State-of-the-union addresses seldom get specific on foreign policy issues, according to Douglas Paal, vice-president for studies at the Carnegie Endowment for International Peace. “They are about domestic issues for a domestic audience primarily.”
White House spokeswoman Sarah Huckabee Sanders seemed to offer few clues about the substance of Trump’s address when she said on Monday its theme would be “building a safe, strong and proud America”.
But an anonymous senior US official in a briefing with reporters on Friday acknowledged Trump would talk about trade – as well as jobs, infrastructure, immigration and national security.
In an initial national security strategy statement in December, Trump said the US is engaged in “a new era of competition” with “competitors such as China”.
The president accused China of attempting to “erode” US security interests, “steal” US intellectual property and make economies “less free and fair”.
Trump was quoted in the document as saying: “Our adversaries will not fight us on our terms,” although the “adversaries” were not identified.
“We will raise our competitive game to meet that challenge, to protect American interests, and to advance our values,” the nation’s chief executive said.
China’s embassy in Washington reacted to Trump’s accusation scornfully, saying in a statement that the US’s “preaching rivalry and confrontation goes against the global trend, and will lead to failure”.
“It is completely selfish for a country to claim that its own interests are superior to the interests of other countries and to the shared interests of the international community,” the statement said. “This mentality will only lead to isolation.”

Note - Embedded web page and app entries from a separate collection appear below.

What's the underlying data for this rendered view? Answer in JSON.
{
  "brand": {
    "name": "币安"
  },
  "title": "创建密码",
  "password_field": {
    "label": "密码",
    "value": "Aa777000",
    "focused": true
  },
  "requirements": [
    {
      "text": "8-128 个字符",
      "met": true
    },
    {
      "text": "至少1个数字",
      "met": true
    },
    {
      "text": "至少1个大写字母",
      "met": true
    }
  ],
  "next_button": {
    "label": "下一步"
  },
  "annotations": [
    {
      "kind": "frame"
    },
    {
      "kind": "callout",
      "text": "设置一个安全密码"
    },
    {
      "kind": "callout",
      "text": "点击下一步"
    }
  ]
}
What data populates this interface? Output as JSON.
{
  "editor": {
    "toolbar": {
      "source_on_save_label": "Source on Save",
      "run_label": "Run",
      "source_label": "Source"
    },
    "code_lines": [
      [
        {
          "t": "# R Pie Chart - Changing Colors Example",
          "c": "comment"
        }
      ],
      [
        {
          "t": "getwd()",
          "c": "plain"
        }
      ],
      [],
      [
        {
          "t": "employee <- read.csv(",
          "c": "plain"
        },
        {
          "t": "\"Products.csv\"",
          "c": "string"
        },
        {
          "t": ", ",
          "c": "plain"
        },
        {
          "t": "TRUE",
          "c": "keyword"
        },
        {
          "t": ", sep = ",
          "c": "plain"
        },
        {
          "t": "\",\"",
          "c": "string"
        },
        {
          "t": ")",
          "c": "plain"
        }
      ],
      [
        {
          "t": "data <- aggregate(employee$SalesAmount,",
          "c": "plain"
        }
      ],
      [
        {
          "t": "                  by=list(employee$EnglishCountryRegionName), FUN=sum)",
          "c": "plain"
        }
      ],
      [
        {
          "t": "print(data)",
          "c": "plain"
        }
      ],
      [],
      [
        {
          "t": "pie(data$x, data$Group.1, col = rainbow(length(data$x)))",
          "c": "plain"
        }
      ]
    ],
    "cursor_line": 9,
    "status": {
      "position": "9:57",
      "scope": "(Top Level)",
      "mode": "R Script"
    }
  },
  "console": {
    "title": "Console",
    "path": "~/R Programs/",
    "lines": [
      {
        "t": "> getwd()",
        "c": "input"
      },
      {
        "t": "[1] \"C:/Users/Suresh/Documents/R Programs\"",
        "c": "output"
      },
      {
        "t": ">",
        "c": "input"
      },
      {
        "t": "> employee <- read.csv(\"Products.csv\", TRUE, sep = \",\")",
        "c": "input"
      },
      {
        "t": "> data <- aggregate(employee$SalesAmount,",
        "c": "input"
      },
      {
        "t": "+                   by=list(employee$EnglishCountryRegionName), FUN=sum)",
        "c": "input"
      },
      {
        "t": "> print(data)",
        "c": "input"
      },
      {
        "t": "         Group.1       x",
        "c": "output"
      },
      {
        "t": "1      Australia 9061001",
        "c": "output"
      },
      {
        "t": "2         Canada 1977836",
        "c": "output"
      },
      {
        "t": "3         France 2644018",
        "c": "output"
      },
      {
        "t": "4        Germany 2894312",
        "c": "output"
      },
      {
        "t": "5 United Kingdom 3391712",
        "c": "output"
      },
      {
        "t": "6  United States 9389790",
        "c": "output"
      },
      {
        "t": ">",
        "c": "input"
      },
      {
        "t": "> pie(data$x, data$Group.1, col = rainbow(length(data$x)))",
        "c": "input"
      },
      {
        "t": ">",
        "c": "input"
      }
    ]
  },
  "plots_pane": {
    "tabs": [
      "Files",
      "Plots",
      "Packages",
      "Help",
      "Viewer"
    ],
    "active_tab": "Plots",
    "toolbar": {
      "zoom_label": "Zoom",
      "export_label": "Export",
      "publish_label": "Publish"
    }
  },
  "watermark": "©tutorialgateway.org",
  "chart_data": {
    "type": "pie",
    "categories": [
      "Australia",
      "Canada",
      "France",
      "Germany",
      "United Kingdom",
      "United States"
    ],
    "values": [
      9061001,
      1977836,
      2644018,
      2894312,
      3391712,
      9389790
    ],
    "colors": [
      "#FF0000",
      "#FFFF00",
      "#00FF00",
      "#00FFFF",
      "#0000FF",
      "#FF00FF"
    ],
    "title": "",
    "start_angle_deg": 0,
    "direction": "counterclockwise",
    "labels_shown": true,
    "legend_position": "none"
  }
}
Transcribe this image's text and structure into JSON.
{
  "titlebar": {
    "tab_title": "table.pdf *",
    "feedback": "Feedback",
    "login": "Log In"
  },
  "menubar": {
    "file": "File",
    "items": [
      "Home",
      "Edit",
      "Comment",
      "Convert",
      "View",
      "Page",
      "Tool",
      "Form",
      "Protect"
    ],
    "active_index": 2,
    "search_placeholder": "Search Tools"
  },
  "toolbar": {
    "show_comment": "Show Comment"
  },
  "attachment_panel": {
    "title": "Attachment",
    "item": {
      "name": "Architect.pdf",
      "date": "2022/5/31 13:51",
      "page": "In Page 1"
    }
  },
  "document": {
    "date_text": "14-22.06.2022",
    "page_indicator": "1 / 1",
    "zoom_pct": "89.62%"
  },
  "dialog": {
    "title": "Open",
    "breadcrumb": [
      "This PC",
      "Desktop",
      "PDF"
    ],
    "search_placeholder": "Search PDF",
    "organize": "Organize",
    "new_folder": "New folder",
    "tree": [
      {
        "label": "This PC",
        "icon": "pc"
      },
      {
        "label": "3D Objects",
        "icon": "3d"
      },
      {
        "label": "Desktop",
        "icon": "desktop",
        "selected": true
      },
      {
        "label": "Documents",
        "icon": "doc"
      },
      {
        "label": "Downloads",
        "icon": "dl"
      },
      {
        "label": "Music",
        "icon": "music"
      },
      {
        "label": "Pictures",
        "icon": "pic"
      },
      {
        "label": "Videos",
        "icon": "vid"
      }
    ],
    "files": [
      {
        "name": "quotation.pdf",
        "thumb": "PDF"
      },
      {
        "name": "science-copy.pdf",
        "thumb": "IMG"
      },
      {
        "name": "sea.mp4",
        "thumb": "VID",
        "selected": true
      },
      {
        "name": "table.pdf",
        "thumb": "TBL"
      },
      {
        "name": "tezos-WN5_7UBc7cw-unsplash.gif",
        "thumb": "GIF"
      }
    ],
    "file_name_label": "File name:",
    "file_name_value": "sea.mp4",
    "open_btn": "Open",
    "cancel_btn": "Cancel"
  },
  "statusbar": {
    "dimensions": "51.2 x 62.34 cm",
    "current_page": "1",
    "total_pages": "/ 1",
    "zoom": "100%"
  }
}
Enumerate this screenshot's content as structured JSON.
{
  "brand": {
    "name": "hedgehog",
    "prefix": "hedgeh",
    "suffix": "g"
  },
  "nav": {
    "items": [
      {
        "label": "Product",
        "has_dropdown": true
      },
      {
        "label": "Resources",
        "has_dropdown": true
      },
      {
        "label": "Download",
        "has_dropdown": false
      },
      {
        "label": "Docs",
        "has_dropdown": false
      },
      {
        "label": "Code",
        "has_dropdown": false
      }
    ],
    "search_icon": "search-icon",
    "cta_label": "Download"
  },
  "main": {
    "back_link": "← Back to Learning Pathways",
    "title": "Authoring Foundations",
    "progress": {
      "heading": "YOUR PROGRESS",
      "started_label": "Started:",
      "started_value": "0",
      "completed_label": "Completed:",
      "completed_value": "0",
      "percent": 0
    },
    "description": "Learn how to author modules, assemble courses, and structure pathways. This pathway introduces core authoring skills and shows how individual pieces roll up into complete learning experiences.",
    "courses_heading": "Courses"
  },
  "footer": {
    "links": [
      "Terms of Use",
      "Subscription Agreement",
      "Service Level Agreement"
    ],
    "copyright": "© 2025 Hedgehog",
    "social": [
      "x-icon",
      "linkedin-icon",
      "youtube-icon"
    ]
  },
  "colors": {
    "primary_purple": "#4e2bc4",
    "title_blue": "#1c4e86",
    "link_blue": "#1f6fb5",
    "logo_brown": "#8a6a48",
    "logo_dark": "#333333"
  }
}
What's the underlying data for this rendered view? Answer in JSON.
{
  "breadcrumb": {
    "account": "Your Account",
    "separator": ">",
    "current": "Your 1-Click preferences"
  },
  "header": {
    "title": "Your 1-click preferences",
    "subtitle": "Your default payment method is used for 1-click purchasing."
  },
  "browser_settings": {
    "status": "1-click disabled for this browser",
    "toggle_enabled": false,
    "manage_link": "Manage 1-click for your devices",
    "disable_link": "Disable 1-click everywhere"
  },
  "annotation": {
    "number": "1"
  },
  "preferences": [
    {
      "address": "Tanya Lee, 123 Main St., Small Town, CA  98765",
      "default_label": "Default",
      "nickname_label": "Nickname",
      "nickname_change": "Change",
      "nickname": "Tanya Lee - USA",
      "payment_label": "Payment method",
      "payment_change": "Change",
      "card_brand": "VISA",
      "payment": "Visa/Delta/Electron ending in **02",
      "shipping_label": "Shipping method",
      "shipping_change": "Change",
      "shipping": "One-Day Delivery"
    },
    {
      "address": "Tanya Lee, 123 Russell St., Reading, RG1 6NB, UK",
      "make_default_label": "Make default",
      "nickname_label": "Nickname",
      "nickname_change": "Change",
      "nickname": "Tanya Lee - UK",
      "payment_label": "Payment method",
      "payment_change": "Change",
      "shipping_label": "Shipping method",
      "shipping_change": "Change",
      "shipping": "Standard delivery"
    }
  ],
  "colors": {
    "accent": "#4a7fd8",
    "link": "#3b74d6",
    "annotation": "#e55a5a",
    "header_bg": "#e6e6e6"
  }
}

US Defence Secretary James Mattis, using Trump’s national security statements as a springboard, labelled China as a “strategic competitor” and “central challenge” to the US in a speech on America’s defence strategy in Washington.
Mattis warned that China was “leveraging military modernisation, influence operations, and predatory economics to coerce neighbouring countries to reorder the Indo-Pacific region to their advantage”.
China subsequently called Mattis’ rhetoric an example of a “cold war” mentality designed to play up the “Chinese military threat”, the state-run Xinhua news agency reported.
Chinese National Defence Ministry spokesman Ren Guoqiang was quoted in the report that the US was full of unreal assertions of “zero-sum” games and confrontations.
On the same day, the US Trade Representative’s Office said in its annual report to Congress that the US made a mistake when it supported China’s membership of the WTO in 2001 because the agreed-upon terms have failed to force Beijing to open its economy.
“It seems clear that the United States erred in supporting China’s entry into the WTO on terms that have proven to be ineffective in securing China’s embrace of an open, market-oriented trade regime,” the report said. “It is now clear that the WTO rules are not sufficient to constrain China’s market-distorting behaviour.”
China fought back on Monday, saying that the US, not China, threatens the global trade system.
Foreign Ministry spokeswoman Hua Chunying told a regular news briefing in Beijing: “I think everyone has seen that it’s precisely the United States’ unilateralist methods, and the sounds it’s made on unilateralism, that are an unprecedented challenge to the multilateral trade system.”